Book Review: Hooked by Liz Fichera
Review of Hooked by Liz Fichera
Goodreads rating: 4/5 stars
my rating: AWWW
Fred Oday likes to play golf. A lot. So when the varsity coach from her school asks her to join her team she’s pretty stoked. There’s a problem, though. The team is all boys and she inadvertently knocks Ryan Berenger’s best friend, Seth, off the team. Oh, and the boys all hate her. Fred knows it won’t be easy to fit in but she never thought the boys would try to sabotage her game. They snicker and call her names behind her back. Except for Ryan, her partner on course. Little by little the two become friends, maybe something more. But the team and Seth keep getting in their way and much to Fred’s disappointment he chooses them over her. Fred’s determined to not let her heartbreak mess up her golf game, though, because she’s the best player they have and their only chance at going to state.
I really enjoyed this book.
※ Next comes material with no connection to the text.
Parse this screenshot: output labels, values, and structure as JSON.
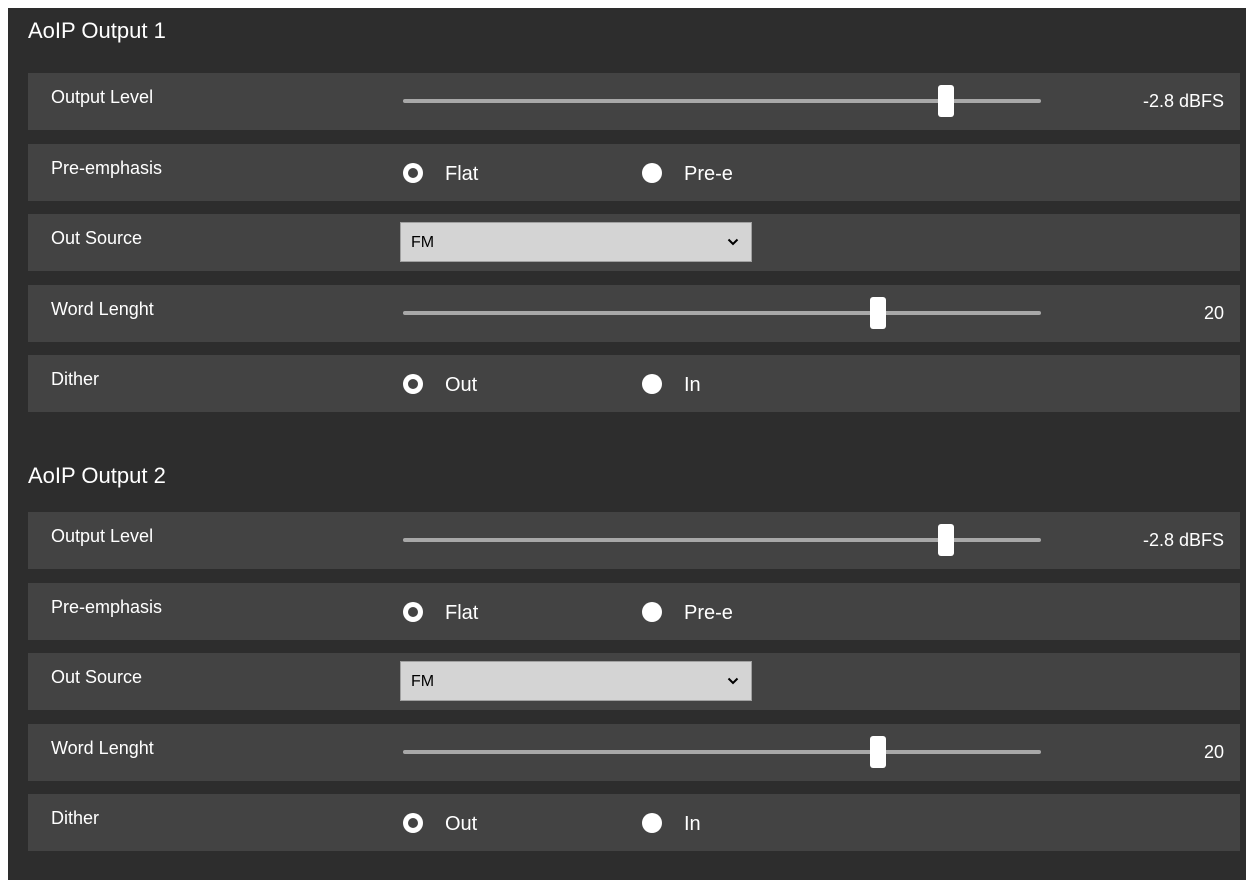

It’s from both Fred’s and Ryan’s POVs so you get to see both sides of the story. How Fred, a Native American that lives on a reserve outside of Phoenix, deals with being an outcast at her school and on her own team; and how Ryan, typical suburban golden boy, begins to see his world and his friends in a different way thanks to Fred.
Along for the ride is a cast of characters that includes Seth (Ryan’s idiot best friend), Gwenyth (Ryan’s overbearing girlfriend he keeps trying to break up with), Sam (a boy from the Rez that has a crush on Fred), Trevor (Fred’s protective older brother), the coach and Fred’s parents.
Seth is a complete jackass. He’s crude and mean and a bully. He picks on Fred constantly, calling her Pocahontas and a slew of other racial slurs but I really felt his racism was secondary to the all out jealousy he felt against her getting his spot on the team and taking his best friend away from him. Gwenyth is a total bitch and does everything she can to keep Ryan away from Fred, even after Ryan has made it clear he doesn’t want to see her any more. Ryan likes Fred, as a golfer, as a person, as a friend and then as something more. That in turn leads him to see his friends in a new light—one he doesn’t like.
The little love story between Ryan and Fred was also secondary to the overall plot of golf (as a meaning of expression and strength for the otherwise timid Fred) and family issues both teens faced. I also felt the racial tensions were secondary to the plot. They just served as conflict to progress the plot. Fred comes off as very weak at first. She doesn’t stand up for herself, keeps her head down and just lets people call her names. She’s not like the other Rez girls who are loud and proud about their heritage. This seems like a major fault but I totally understand Fred. I was bullied in school (and not for racial issues) and I felt the same way—like I didn’t really matter and no one cared. I ate lunch alone all the time. Luckily Fred had her Rez friends to help her through it.
Ryan starts off as the typical golden boy jock. He’s the best player on the team (until Fred shows up), likes to party and do stupid stuff for the hell of it. At first he’s pissed at the idea of Fred taking Seth’s spot but then he sees her play and his respect for her quickly turns into a friendship. He likes Fred. There’s just that pesky problem of his sometimes girlfriend, jealous best friend and the rest of the team that don’t understand Fred and don’t want her around.
I really, really liked this book. I liked that the love story didn’t take center stage, and in fact, was barely there (Fred and Ryan were barely together as a couple at all through the book). It was still sweet and felt real. Plus it lead to a lot of angst and drama which I love.
At the end of the book were a couple chapters from a “sequel”. It’s actually more of a companion piece centering around Fred’s friend, Sam, and Ryan’s younger sister, Riley. Kind of like how Katie McGarry takes supporting characters from her first novel and gives each their own book. I can’t wait to read the next book, Played, when it comes out.